Written by Wyatt Fore
Edited by Gary J. Malone
 U.S. Dep’t of Justice & Fed. Trade Commission, Draft Merger Guidelines 4 (2023) (“Draft Guidelines”).
 J. Azar, S. Raina & M. Schmalz, Ultimate Ownership and Bank Competition (2019); J. Azar, M. Schmalz & I. Tecu, Anticompetitive Effects of Common Ownership, Journal of Finance, Vo. 73, No. 4 (2018).
 15 U.S.C. § 18 (emphasis added).
 E.g., Denver & Rio Grande v. United States, 387 U.S. 485 (1967); United States v. E.I. du Pont de Nemours & Co., 353 U.S. 586 (1957). See also United States v. Dairy Farmers of Am., Inc., 426 F.3d 850, 860-61 (6th Cir. 2005).
 Northern Securities Co. v. United States, 193 U.S. 197 (1908) (condemning under section 1 a series of transactions under which Northern Securities acquired a controlling interest in three railroads that had been competitors prior to acquisition).
 Standard Oil Co. of New Jersey v. United States, 221 U.S. 1 (1911) (Standard Oil illegally monopolized and restrained trade of oil refining industry, including through series of anticompetitive transactions eliminating competition among rivals).
 See Press Release, U.S. Dep’t of Justice, Two Pinterest Directors Resign from Nextdoor Board of Directors in Response to Justice Department’s Ongoing Enforcement Efforts Against Interlocking Directorates (Aug. 16, 2023).
 S. Palma & J. Fontanella-Khan, Crackdown on buyout deals coming, warns top US antitrust enforcer, Financial Times, May 18, 2022.
 Press Release, Fed. Trade Com’n. FTC Challenges Private Equity Firm’s Scheme to Suppress Competition in Anesthesiology Practices Across Texas (Sept. 21, 2023).
 Draft Guidelines at 27.
 Id. at 27.
 Id. at 28
 E.g., id. at 6-7, 17-18.
 E. Posner, F. Scott Morton & E.G. Weyl, A Proposal to Limit the Anti-Competitive Power of Institutional Investors, Antitrust L.J. (2017).
 E.g., D. P. O’Brien & S. C. Salop, Competitive Effects of Partial Ownership: Financial Interest and Corporate Control, 67 Antitrust L.J. 559 (2000); T. Bresnahan & S. C. Salop, Quantifying the Competitive Effects of Production Joint Ventures, 4. Int’l J. Indus.
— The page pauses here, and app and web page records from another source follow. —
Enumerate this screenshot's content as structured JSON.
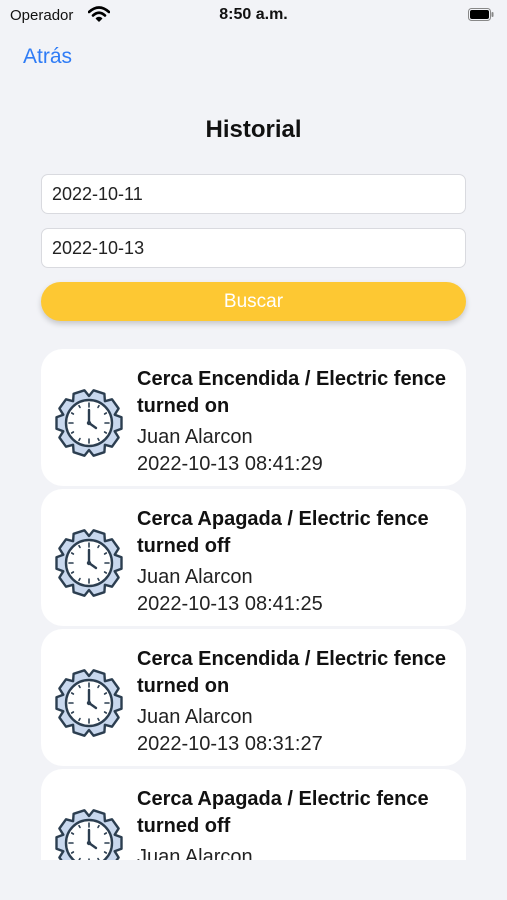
{
  "status": {
    "carrier": "Operador",
    "time": "8:50 a.m."
  },
  "nav": {
    "back_label": "Atrás"
  },
  "page": {
    "title": "Historial"
  },
  "filters": {
    "from_date": "2022-10-11",
    "to_date": "2022-10-13",
    "search_label": "Buscar"
  },
  "colors": {
    "accent_blue": "#2f7cf6",
    "button_yellow": "#fdc833",
    "icon_fill": "#c9d8ee",
    "icon_stroke": "#2c3e50"
  },
  "history": [
    {
      "event": "Cerca Encendida / Electric fence turned on",
      "user": "Juan Alarcon",
      "datetime": "2022-10-13 08:41:29",
      "icon": "clock-gear-icon"
    },
    {
      "event": "Cerca Apagada / Electric fence turned off",
      "user": "Juan Alarcon",
      "datetime": "2022-10-13 08:41:25",
      "icon": "clock-gear-icon"
    },
    {
      "event": "Cerca Encendida / Electric fence turned on",
      "user": "Juan Alarcon",
      "datetime": "2022-10-13 08:31:27",
      "icon": "clock-gear-icon"
    },
    {
      "event": "Cerca Apagada / Electric fence turned off",
      "user": "Juan Alarcon",
      "datetime": "",
      "icon": "clock-gear-icon"
    }
  ]
}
Org. 155, 156 (1986); J. Azar, M. Schmalz & I. Tecu, Anticompetitive Effects of Common Ownership, Journal of Finance, Vo. 73, No. 4 (2018); E. Posner, F. Scott Morton & E.G. Weyl, A Proposal to Limit the Anti-Competitive Power of Institutional Investors, Antitrust L.J. (2017).